• **WHAT THE TASK REQUIRES**
Look through the entries below and report every line that has "disabled".

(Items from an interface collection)
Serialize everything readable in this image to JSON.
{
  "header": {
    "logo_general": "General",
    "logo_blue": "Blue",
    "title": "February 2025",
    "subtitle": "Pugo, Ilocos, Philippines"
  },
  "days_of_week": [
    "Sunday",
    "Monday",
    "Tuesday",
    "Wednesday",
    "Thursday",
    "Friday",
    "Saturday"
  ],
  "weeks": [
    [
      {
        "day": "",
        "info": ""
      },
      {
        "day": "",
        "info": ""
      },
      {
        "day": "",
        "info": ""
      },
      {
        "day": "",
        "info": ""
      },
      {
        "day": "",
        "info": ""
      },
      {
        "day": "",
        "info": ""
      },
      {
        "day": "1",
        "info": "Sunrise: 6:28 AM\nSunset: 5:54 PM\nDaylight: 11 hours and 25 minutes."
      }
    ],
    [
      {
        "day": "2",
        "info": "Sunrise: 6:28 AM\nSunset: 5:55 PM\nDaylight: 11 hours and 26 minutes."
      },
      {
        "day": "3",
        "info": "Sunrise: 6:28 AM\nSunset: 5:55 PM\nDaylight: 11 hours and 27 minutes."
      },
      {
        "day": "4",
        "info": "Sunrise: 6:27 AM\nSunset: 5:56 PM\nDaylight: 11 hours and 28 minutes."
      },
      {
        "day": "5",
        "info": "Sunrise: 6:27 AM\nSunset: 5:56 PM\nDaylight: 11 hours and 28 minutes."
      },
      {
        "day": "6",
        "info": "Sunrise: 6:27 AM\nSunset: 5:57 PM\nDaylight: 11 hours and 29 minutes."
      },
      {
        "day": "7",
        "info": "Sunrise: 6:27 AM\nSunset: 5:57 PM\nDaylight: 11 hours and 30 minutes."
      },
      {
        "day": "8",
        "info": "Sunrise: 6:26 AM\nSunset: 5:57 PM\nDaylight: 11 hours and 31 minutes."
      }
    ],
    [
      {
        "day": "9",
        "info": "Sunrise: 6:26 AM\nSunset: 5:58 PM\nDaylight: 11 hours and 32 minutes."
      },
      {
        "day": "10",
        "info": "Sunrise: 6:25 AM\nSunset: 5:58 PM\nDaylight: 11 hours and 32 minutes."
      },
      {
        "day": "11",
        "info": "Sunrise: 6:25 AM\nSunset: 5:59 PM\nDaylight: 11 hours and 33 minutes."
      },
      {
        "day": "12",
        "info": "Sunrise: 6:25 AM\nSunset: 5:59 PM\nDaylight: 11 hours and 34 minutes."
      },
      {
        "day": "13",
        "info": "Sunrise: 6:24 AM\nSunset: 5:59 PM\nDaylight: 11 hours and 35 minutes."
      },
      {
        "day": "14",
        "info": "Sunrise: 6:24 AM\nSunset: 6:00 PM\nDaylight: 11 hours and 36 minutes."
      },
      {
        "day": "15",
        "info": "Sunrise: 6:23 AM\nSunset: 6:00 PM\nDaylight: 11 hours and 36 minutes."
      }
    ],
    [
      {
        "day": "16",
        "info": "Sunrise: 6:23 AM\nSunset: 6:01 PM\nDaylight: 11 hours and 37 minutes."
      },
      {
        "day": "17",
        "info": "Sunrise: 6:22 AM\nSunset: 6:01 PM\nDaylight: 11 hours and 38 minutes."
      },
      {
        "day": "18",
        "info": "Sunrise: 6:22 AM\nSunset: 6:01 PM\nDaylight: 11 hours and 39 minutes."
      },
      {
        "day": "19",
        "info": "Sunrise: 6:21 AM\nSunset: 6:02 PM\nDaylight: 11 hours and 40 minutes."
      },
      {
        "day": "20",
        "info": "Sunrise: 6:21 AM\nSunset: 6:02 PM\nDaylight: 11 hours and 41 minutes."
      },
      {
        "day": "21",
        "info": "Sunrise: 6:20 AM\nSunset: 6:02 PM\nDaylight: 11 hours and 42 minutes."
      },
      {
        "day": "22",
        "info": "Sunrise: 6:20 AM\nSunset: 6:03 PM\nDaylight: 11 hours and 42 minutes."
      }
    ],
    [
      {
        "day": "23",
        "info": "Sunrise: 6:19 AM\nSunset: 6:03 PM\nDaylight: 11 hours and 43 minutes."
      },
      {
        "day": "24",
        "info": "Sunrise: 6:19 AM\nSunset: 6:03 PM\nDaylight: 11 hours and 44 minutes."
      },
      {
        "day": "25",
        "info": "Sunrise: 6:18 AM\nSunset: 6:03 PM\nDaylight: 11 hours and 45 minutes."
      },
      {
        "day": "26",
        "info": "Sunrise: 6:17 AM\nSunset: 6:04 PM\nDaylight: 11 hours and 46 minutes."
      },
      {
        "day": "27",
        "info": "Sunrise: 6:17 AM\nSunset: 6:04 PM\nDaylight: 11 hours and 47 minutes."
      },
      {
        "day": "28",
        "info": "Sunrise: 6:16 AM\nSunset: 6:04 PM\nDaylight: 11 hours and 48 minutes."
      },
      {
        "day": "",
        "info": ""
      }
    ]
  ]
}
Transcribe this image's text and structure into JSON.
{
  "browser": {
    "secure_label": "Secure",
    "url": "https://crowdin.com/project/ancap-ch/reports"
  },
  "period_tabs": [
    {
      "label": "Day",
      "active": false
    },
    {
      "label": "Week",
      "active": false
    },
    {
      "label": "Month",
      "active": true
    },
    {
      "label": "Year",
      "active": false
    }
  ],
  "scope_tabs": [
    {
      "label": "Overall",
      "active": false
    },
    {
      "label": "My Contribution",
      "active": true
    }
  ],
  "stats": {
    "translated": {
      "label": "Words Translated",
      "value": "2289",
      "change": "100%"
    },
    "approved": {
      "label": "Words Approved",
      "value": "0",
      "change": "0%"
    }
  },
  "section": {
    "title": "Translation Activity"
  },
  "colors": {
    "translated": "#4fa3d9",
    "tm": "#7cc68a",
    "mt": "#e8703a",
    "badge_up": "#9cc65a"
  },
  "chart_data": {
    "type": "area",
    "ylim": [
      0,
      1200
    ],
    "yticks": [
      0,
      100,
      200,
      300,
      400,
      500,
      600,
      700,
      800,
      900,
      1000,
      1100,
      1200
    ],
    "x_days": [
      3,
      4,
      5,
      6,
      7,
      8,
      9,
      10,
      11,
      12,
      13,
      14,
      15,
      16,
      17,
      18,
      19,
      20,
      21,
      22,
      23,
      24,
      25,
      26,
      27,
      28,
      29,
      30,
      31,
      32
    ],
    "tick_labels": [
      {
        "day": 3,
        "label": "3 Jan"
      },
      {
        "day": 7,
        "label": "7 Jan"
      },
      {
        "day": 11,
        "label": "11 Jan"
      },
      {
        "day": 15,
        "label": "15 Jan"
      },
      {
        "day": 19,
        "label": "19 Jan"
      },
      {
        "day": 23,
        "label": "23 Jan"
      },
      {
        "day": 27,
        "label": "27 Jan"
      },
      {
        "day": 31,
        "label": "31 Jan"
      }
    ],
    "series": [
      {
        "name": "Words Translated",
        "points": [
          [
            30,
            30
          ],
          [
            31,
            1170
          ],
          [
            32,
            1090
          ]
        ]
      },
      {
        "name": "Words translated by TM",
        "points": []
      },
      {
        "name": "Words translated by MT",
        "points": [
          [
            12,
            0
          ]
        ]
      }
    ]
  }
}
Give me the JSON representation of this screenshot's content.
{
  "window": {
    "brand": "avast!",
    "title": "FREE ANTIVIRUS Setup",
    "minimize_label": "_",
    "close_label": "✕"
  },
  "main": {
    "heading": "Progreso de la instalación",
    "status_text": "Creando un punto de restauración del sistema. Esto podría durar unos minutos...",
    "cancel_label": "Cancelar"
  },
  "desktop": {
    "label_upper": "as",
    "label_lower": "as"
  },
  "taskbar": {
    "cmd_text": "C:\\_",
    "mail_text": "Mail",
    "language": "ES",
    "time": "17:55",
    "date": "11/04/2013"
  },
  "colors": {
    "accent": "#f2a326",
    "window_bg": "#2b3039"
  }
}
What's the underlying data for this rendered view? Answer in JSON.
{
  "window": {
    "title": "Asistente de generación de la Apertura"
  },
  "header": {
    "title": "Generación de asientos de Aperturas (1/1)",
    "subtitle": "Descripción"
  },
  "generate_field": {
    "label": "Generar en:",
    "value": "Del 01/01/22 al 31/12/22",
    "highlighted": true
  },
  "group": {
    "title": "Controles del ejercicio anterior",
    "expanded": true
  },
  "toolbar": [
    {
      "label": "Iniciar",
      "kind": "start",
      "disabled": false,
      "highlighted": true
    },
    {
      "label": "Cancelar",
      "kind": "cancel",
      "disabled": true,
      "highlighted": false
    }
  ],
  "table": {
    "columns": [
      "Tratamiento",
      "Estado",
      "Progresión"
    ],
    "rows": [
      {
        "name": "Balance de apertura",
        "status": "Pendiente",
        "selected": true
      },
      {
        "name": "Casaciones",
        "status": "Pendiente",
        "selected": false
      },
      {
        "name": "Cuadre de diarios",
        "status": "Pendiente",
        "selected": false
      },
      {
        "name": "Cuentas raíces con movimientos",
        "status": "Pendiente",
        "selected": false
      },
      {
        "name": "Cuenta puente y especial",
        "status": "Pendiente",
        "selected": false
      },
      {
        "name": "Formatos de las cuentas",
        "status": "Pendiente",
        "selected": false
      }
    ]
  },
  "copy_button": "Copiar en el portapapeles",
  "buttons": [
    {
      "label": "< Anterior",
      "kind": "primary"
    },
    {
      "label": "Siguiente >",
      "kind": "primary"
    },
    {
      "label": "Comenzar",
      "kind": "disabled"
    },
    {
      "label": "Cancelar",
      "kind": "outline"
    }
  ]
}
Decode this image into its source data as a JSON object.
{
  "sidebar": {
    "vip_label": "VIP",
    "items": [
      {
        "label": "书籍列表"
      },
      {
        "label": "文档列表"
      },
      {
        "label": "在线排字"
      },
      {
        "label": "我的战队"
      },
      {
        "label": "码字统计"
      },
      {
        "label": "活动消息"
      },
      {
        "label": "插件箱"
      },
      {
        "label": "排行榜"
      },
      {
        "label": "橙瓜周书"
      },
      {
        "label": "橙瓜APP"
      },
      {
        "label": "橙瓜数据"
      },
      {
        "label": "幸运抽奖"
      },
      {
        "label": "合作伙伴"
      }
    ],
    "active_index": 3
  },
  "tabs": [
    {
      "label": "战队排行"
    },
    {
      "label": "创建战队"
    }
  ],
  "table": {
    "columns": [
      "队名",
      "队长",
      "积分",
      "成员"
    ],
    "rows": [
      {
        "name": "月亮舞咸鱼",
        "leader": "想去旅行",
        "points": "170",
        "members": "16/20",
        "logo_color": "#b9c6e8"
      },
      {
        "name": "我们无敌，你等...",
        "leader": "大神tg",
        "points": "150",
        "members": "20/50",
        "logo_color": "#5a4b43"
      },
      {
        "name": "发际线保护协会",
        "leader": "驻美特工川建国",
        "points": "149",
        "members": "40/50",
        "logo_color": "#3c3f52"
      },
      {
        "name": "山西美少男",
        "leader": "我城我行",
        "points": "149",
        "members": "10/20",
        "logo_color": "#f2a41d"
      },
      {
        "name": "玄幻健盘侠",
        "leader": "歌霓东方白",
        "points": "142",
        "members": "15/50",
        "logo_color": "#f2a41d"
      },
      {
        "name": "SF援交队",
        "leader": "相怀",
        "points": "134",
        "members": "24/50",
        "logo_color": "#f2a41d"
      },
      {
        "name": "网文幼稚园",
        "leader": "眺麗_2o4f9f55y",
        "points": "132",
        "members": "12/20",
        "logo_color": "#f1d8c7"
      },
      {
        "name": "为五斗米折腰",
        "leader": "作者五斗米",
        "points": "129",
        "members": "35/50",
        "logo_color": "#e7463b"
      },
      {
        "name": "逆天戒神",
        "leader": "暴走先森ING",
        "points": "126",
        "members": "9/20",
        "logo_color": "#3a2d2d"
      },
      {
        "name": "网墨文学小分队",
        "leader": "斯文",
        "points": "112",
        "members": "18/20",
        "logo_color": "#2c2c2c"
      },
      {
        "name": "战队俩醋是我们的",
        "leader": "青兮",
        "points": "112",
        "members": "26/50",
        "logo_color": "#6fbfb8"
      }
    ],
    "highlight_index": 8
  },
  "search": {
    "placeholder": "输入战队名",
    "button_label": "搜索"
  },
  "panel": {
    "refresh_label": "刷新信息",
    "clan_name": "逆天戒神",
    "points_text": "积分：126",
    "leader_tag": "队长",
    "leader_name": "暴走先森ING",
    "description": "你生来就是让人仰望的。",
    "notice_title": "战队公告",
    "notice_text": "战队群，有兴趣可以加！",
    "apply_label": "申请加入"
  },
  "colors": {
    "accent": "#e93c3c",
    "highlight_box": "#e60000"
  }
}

• **EXERCISE ANSWER**
      "disabled": false,
      "disabled": true,
      "kind": "disabled"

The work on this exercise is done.